The Short Version
Black pepper…yes…the spicy ingredient made of ground (or I suppose technically whole) peppercorns. And peppercorns are the small, dried, unripe fruits of the black pepper plant. In addition to flavoring food, it’s commonly used as a medicinal agent, a preservative, and in perfumes. Research has shown that piperine, the main active ingredient in pepper, will increase the absorption of nutrients while also appearing to reduce inflammation associated with chronic diseases like asthma, arthritis, and chronic gastritis.
Black pepper contains the bioactive compound piperine, which is an alkaloid like capsaicin, the active component found in chili powder and cayenne pepper. Like capsaicin, piperine helps moderate nausea, headaches, poor digestion, while also reducing chronic inflammation.

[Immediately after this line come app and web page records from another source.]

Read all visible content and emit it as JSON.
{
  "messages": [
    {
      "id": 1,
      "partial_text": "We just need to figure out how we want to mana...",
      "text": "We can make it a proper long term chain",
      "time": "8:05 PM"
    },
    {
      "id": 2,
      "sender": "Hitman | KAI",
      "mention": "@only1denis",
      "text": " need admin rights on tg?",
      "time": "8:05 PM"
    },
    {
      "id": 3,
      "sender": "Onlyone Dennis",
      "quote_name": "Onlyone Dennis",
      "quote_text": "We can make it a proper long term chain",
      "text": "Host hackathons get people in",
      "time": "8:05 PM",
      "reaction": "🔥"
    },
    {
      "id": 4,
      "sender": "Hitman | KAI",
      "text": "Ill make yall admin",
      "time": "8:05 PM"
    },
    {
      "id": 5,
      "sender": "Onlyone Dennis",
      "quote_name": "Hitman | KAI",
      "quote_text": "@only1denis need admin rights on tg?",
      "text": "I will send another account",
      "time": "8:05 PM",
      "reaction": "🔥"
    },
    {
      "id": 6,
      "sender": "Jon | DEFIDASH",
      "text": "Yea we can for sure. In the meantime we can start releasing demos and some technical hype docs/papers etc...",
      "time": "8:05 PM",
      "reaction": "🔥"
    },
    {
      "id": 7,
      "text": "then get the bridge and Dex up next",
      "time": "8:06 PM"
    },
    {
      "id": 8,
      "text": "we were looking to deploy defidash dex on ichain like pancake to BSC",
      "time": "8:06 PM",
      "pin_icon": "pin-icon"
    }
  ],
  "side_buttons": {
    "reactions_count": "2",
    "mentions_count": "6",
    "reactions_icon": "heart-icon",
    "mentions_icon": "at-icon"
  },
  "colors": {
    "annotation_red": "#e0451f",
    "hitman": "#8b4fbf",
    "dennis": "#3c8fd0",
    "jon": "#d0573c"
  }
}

Those good things aside, piperine’s most significant benefit is its ability to boost the absorption of nutrients. Piperine does this in three steps:
It increases the absorption of nutrients by ‘modulating efflux mechanisms’. I should note, that ‘modulating efflux mechanisms’ is just a fancy way of saying changing the way the body’s cells shield themselves. Without going into too much more detail, all our cells use efflux pumps as quasi-shields to control what gets in and out. Under normal circumstances this is a good thing; but when germs, and inflammatory cells use these pumps it can prevent drugs and supplements from working.
Piperine works by essentially ‘lowering the shields’ of cells (especially ones trying to protect themselves from inflammation) for a short time. Therefore, pairing piperine with nutritional supplements allows those other nutrients to ‘sneak’ past what would otherwise be guarded cells.
Piperine alters the liver’s metabolism, through an alteration of the enzymes the liver uses to flush excessive nutrients. If you have a normal liver, it will process what it can and discard the rest. Ultimately it tries to do its best to keep the bad stuff from getting to your blood. With a few different anti-inflammatory nutrients, curcumin and boswellia being the top 2, the liver ends up preventing them from being absorbed sufficiently.
The net effect of adding piperine to any of the following extracts, vitamins or minerals is a minimum of 30% increase in nutrient absorption.
Piperine increases the rate your body generates energy through increasing cellular thermogenesis. While best known as a weight loss technique, thermogenesis is also useful in accelerating absorption of nutrients.
When your body goes into thermogenesis, your cells signal they need extra energy (calories) AND fresh nutrients. At low levels (e.g. not sitting in the sauna or doing high intensity training), thermogenesis doesn’t increase caloric metabolism enough to cause weight loss. But because the amount of fresh nutrients your body needs are tiny, a small increase can make a huge impact.
The Bad Parts
While piperine does slow the metabolism of some drugs, extensive research has shown this becomes a concern at doses exceeding 10mg per pound. Working through the math, I will need to take 1.75 grams of piperine a day to reach that level. Most supplements use between 5-10mgs of piperine per dose (or roughly 0.06 mg per pound).
Fully Human’s Way
We use an extract of piperine called BioPerine®. Freedom uses a 10mg dose, standardized to 95% piperine. We chose this version because it is the most potent, and most researched version of piperine. Find out more about our inflammation support supplement here.